What is the latest update on the revised Roanoke Connect broadband initiative? Where and when will the connections begin? How long will the project take?
Roanoke Electric Co-op President and CEO Curtis Wynn provided answers to many burning questions about the initiative, covering everything from its rocky start to its re-envisioned path to success, during the Sept. 10 Broadband and Beyond webinar.
“As a co-op we stepped up to take on this project not because it was inexpensive or easy,” Wynn said. “Broadband is something we realize people need and are excited to get, and we’re working as hard as we can to get it to you.”
A summary of his update, presented in a question and answer format, is provided below:
Q: After the previous effort was put on hold, what has been accomplished since then?
A: A lot has been taking place behind the scenes that will offer added value to our community.
– First, we selected a better, more robust technology.
– We have also been able to secure more grant funding, which is to offset the enormous cost of this endeavor. We have been awarded two already, a North Carolina Great Grant and a Community Development Block Grant. We have five additional grant applications in the hopper.
– With our current rollout, we are also incorporating a bundled package that will include voice services. Also included will be video services, such as SLING TV, an app-based TV service that lets you stream live tv and on-demand content over the internet.
Q: How expensive is this endeavor and who is going to pay for it?
A: This is an extremely expensive endeavor. It will cost at least $20,000 to $30,000 per mile to lay out the infrastructure over 2,000 square miles. Securing state and federal grants is critical to helping us fund this project. These grants require the co-op to put up matching dollars. As such, the co-op must leverage the money it spends on Roanoke Connect, so it’s not at the expense of providing electric service to our member-owners. The revised plan will also offer broadband service to more densely populated areas –outside of the co-op’s service territory — to help us offset the higher cost of fiber-to-premises.
Q: Why will the project take so long?
A: The goal is to bring the fiber network to each area as quickly as possible. A lot of preparation is needed before connecting homes and businesses within our communities. It is a lengthy process to map and place the fiber with many variables to consider along the way. It also takes a lot of time to develop a construction plan and work with local authorities on permitting and other requirements, which will be ongoing until completion.
Q: What does the actual construction entail?
A: Once an area is designated for fiber service, there is more design, engineering, and staking work that needs to be done. At each site, construction crews must mark the areas of existing wires, pipes, water lines, etc. This helps them when they are digging and dictates where the fiber will be placed.
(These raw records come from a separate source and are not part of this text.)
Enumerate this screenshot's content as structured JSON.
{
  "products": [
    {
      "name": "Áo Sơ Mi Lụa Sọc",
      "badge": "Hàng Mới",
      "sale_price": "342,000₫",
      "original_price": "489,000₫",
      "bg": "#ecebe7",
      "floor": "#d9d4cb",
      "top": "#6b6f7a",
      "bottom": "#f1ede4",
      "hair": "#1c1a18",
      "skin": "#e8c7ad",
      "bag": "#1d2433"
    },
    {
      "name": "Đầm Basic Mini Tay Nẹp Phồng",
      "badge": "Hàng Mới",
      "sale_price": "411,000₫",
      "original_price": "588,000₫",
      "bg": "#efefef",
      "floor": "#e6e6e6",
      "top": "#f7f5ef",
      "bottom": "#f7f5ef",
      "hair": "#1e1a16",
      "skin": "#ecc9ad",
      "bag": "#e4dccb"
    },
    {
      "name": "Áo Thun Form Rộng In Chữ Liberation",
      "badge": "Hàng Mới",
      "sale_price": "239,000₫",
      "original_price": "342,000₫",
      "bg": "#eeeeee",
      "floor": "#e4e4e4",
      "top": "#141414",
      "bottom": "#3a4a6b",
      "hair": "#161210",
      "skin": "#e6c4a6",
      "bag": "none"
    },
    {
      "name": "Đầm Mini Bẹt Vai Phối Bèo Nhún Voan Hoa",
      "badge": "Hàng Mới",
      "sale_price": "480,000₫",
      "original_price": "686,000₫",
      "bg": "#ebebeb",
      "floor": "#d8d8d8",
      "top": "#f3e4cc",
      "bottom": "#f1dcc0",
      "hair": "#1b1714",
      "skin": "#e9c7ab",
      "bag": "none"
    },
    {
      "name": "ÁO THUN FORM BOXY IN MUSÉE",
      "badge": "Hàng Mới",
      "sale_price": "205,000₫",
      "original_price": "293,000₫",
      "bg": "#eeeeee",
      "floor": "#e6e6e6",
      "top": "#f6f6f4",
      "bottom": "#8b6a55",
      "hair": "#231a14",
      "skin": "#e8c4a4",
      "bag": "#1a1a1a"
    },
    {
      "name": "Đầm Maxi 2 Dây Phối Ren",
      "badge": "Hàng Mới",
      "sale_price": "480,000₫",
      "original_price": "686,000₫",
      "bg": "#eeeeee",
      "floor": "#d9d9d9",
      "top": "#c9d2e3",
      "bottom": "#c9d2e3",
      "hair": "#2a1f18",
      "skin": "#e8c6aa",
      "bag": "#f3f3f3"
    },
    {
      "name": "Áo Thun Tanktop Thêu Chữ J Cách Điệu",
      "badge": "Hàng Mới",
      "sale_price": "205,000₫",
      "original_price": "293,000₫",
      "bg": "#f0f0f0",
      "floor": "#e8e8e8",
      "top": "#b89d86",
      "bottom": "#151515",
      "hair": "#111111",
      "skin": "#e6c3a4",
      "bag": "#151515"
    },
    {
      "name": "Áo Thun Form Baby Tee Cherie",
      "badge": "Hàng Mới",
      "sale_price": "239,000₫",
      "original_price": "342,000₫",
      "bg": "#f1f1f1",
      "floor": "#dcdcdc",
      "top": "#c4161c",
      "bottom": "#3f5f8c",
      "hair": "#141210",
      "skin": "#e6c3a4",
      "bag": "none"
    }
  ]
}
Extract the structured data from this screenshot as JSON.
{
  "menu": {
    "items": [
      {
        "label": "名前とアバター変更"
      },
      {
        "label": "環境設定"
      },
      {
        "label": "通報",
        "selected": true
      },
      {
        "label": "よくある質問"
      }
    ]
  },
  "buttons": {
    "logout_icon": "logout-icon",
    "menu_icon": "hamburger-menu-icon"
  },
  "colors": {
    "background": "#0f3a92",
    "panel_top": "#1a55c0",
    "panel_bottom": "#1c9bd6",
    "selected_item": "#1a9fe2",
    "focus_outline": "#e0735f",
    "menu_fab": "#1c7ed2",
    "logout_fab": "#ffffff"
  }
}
After that, they lay the fiber optic cables in the ground.
Q: Where was the first place designated for the construction to begin?
A: Construction began east of Jackson, North Carolina. It was selected first because of grant funding requirements. Our plan is to start connecting people in that area to internet service in November.
Q: How is the co-op determining where construction will take place next?
A: We are aiming to be as efficient and streamlined as possible during each buildout phase.
– First, our priority is grant-funded areas. The Federal Communications Commission uses maps that show areas where there is no broadband coverage. Those maps dictate where the co-op can apply for grant funding. Those grant-funded areas are what we will target first.
– Our dual deployment strategy is to also target areas with high density and demand. When people sign up, on register.roanokeconnect.com, the location shows up on a map that we use to determine the areas that will give us the best return on our investment; allowing us to eventually serve all of our member-owners.
– Thirdly, we will direct our efforts to sparsely populated remote areas, where there is a lot of dense forestry. We will not be able to run fiber optic cables in that terrain, so we are researching technologies to ensure they also have internet access.
Q: Why is it so important for people to continue to sign up now for internet service, if they have not already?
A: It helps us gauge interest and not spend money building a fiber network in areas where residents do not want it and where it cannot be financially sustained.